Compostable: Well, sort of…
There are many different kinds of cat litter, so it really depends what type of kitty litter you have got and want to compost.
For clay-based cat litters or sand-based cat litters, I would say don’t try to compost them. The same goes for various crystalline types of cat litters. They are not natural products made from living materials. They are manufactured, often synthetics which will not break down like normal compostable material. They could potentially leech chemicals into your compost which could actually be detrimental to the composting process or harmful to the plants you would ultimately feed with your compost. Continue reading
Compostable: Sort of…
This is not a straightforward yes/no answer. If you put a Christmas tree on a large compost heap, then over time, yes of course it will decompose, like everything else that was once alive. However it will most likely take a very long time to break down, considering that the base of the trunk alone could be six inches wide. Do you really want to wait several years for your compost?
So, assuming you were planning to use your compost this year, then putting a whole Christmas tree straight into the compost is perhaps not the way to go. So what other options are available?

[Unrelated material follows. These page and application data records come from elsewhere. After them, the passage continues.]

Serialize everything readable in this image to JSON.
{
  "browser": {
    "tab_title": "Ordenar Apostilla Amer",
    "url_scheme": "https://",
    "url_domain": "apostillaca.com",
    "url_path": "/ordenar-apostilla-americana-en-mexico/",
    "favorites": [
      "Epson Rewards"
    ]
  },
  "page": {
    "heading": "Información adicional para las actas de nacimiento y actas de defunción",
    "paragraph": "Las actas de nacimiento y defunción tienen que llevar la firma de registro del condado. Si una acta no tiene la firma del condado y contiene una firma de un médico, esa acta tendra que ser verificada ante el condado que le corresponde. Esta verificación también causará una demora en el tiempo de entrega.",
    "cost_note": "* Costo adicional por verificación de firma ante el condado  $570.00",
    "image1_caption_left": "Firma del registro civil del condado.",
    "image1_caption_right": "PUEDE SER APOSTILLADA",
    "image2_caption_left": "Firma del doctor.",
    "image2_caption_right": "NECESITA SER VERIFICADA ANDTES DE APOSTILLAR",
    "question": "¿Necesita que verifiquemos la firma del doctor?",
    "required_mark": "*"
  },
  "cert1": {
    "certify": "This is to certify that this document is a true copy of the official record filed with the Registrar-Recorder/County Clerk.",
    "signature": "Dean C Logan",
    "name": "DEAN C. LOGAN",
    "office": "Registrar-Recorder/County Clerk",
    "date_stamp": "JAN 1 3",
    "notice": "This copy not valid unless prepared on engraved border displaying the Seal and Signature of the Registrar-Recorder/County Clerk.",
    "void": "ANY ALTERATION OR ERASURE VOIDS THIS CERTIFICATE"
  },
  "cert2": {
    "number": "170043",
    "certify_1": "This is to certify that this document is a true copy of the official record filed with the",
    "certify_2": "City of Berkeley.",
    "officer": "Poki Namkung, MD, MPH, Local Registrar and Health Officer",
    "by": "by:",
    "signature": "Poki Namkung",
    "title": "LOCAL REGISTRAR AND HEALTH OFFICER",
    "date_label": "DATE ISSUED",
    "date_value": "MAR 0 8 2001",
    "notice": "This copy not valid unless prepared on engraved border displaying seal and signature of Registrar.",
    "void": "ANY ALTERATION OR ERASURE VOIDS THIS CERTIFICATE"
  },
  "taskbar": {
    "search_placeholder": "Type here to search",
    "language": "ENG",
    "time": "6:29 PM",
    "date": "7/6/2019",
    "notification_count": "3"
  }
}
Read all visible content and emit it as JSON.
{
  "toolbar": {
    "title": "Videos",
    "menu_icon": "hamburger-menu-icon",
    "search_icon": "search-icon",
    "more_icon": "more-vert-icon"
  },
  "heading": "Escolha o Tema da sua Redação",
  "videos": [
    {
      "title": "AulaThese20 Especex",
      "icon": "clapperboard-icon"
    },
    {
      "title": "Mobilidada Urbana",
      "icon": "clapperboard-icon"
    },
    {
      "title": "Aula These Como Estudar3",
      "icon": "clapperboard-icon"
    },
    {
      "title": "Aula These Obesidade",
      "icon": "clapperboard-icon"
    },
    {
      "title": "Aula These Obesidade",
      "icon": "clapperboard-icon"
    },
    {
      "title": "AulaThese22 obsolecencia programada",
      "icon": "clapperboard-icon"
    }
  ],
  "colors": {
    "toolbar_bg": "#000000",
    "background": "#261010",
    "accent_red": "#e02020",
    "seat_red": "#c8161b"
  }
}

Well you could strip the branches off and maybe just use these in the compost, although even then it will take a very long time to break down.
Or you could use a wood chipper or mechanical shredder to shred / chip the tree. You could definitely use these chips in your compost. They still might take up to a year to decompose though. Some people might have concerns about the straw pine needles making your compost too acidic, but this is unlikely unless you have very little else in your compost.
Alternatively, these wood chips could be used straightaway in the garden as an excellent mulch.
Hopefully this has given you a few ideas about what to do with your Christmas tree once the festive season has passed.
Cardboard egg boxes are a great addition to your composter. Don’t add plastic ones of course!
Due to their unusual shape, egg boxes are also very good at making sure there is some air in the compost heap, which helps ensure your decomposition takes place aerobically, allowing your organic material to break down as quickly as possible.
The cardboard of the egg carton itself can be a little slow to break down, so it is a good idea to tear the egg boxes up into smaller chunks and soak them in water for an hour to get things going a bit quicker.
Category: Green / Brown
If you have cut flowers in your house, they will be a fine addition to your composter.
Depending on how woody the stalks of the flowers are, you might want to cut the stalks into smaller lengths. The woodier the stalks, eg roses, the more ‘brown’ you might consider them. Also, the smaller the pieces, the quicker they will decompose to create your compost.